The sentenes are the first handed down in over a decade for seditious conspiracy.
“What we absolutely cannot have is a group of citizens who – because they did not like the outcome of an election, who did not believe the law was followed as it should be – foment revolution,” District Judge Amit Mehta said before handing down the sentence. “That is what you did.”
“I dare say, Mr. Rhodes – and I never have said this to anyone I have sentenced – you pose an ongoing threat and peril to our democracy and the fabric of this country,” Mehta said.
The judge added: “I dare say we all now hold our collective breaths when an election is approaching. Will we have another January 6 again? That remains to be seen.”
Mehta said Rhodes, 58, has expressed no remorse and continues to be a threat.
“A seditious conspiracy, when you take those two concepts and put it together, is among the most serious crimes an American can commit,” the judge said. “It is an offense against the government to use force. It is an offense against the people of our country.”
Earlier on Thursday, Mehta ruled that Rhodes’ actions amounted to domestic terrorism.
“He was the one giving the orders,” Mehta said. “He was the one organizing the teams that day. He was the reason they were in fact in Washington DC. Oath Keepers wouldn’t have been there but for Stewart Rhodes, I don’t think anyone contends otherwise. He was the one who gave the order to go, and they went.”
Rhodes was convicted of seditious conspiracy by a Washington, DC, jury in November in a historic criminal trial that was a test of the Justice Department’s ability to hold January 6 rioters accountable and validated prosecutors’ arguments that the breach of the Capitol was a grave threat to American democracy.
The seditious conspiracy charge has rarely been brought in the century and a half that the statute and its forerunners have been on the books.
US Capitol Police officer Harry Dunn, who testified earlier this week about his experience on January 6, told CNN that Donald Trump should be “next.”
“It is a step towards full accountability,” Dunn said. “His lawyers argued that Donald Trump is the root of the problem, and I totally agree. Let’s get him next.”
“I have a hard time finding joy or celebration in a sentence of 18 years,” Dunn said. “I believe that justice shouldn’t be celebrated – it should be expected.”

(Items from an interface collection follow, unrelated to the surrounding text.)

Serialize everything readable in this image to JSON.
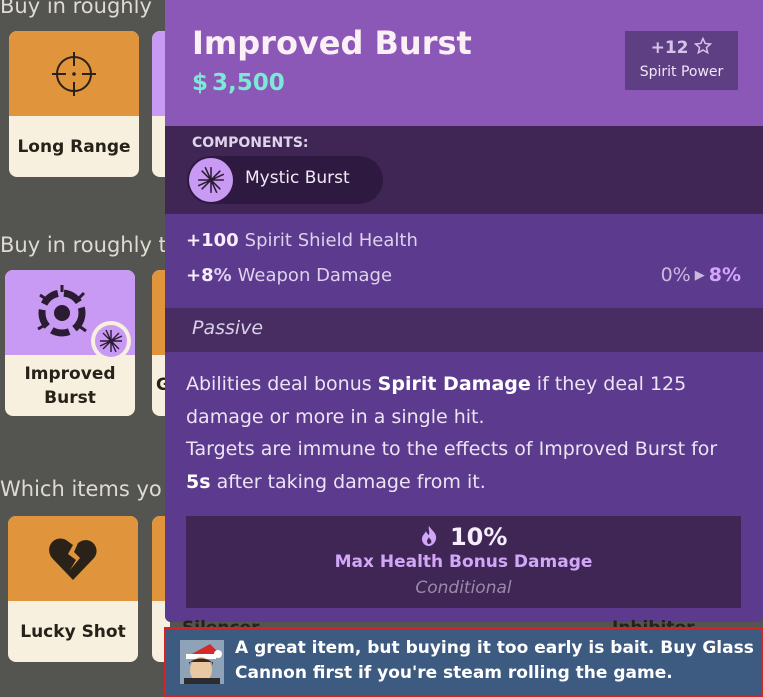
{
  "tiers": [
    {
      "heading": "Buy in roughly",
      "card": {
        "label": "Long Range",
        "icon": "crosshair-icon",
        "color": "orange"
      }
    },
    {
      "heading": "Buy in roughly th",
      "card": {
        "label": "Improved Burst",
        "icon": "improved-burst-icon",
        "color": "purple",
        "peek_label": "G"
      }
    },
    {
      "heading": "Which items yo",
      "card": {
        "label": "Lucky Shot",
        "icon": "broken-heart-icon",
        "color": "orange"
      }
    }
  ],
  "under_labels": [
    "Silencer",
    "Inhibitor"
  ],
  "tooltip": {
    "title": "Improved Burst",
    "price_symbol": "$",
    "price": "3,500",
    "spirit_power": {
      "value": "+12",
      "icon": "star-outline-icon",
      "label": "Spirit Power"
    },
    "components_label": "COMPONENTS:",
    "components": [
      {
        "name": "Mystic Burst",
        "icon": "burst-icon"
      }
    ],
    "stats": [
      {
        "value": "+100",
        "unit": "",
        "label": "Spirit Shield Health"
      },
      {
        "value": "+8",
        "unit": "%",
        "label": "Weapon Damage",
        "from": "0%",
        "to": "8%"
      }
    ],
    "passive_label": "Passive",
    "description": {
      "p1_a": "Abilities deal bonus ",
      "p1_b": "Spirit Damage",
      "p1_c": " if they deal 125 damage or more in a single hit.",
      "p2_a": "Targets are immune to the effects of Improved Burst for ",
      "p2_b": "5s",
      "p2_c": " after taking damage from it."
    },
    "conditional": {
      "value": "10%",
      "icon": "flame-icon",
      "name": "Max Health Bonus Damage",
      "tag": "Conditional"
    }
  },
  "comment": {
    "text": "A great item, but buying it too early is bait. Buy Glass Cannon first if you're steam rolling the game."
  },
  "colors": {
    "accent_teal": "#7ee8d6",
    "accent_purple": "#d2a7f8",
    "highlight_border": "#d42323"
  }
}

CNN National Security Analyst Juliette Kayyem said the sentencing should have a “chilling effect on these groups,” especially as the presidential election season begins.

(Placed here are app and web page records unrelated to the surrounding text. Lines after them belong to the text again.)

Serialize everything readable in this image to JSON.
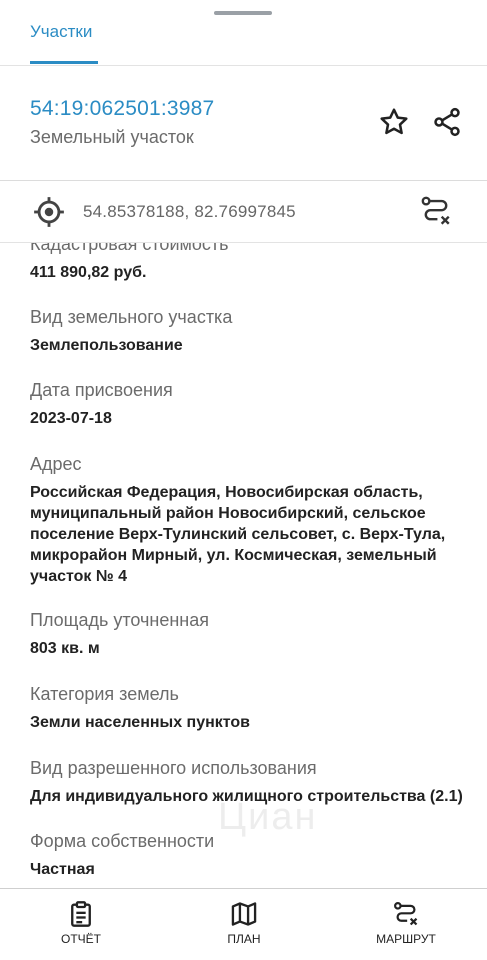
{
  "tabs": [
    {
      "label": "Участки",
      "active": true
    }
  ],
  "header": {
    "cadastral_number": "54:19:062501:3987",
    "object_type": "Земельный участок"
  },
  "coords": {
    "value": "54.85378188, 82.76997845"
  },
  "fields": [
    {
      "label": "Кадастровая стоимость",
      "value": "411 890,82 руб."
    },
    {
      "label": "Вид земельного участка",
      "value": "Землепользование"
    },
    {
      "label": "Дата присвоения",
      "value": "2023-07-18"
    },
    {
      "label": "Адрес",
      "value": "Российская Федерация, Новосибирская область, муниципальный район Новосибирский, сельское поселение Верх-Тулинский сельсовет, с. Верх-Тула, микрорайон Мирный, ул. Космическая, земельный участок № 4"
    },
    {
      "label": "Площадь уточненная",
      "value": "803 кв. м"
    },
    {
      "label": "Категория земель",
      "value": "Земли населенных пунктов"
    },
    {
      "label": "Вид разрешенного использования",
      "value": "Для индивидуального жилищного строительства (2.1)"
    },
    {
      "label": "Форма собственности",
      "value": "Частная"
    }
  ],
  "watermark": "Циан",
  "bottom_nav": [
    {
      "label": "ОТЧЁТ",
      "icon": "clipboard-icon"
    },
    {
      "label": "ПЛАН",
      "icon": "map-icon"
    },
    {
      "label": "МАРШРУТ",
      "icon": "route-icon"
    }
  ],
  "colors": {
    "accent": "#2b8cc4"
  }
}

“This tough sentence is going to make the Oath Keepers, the Proud Boys, all these organizations, it’s going to make them more difficult for them to recruit and, as important, for them to raise money,” Kayyem said.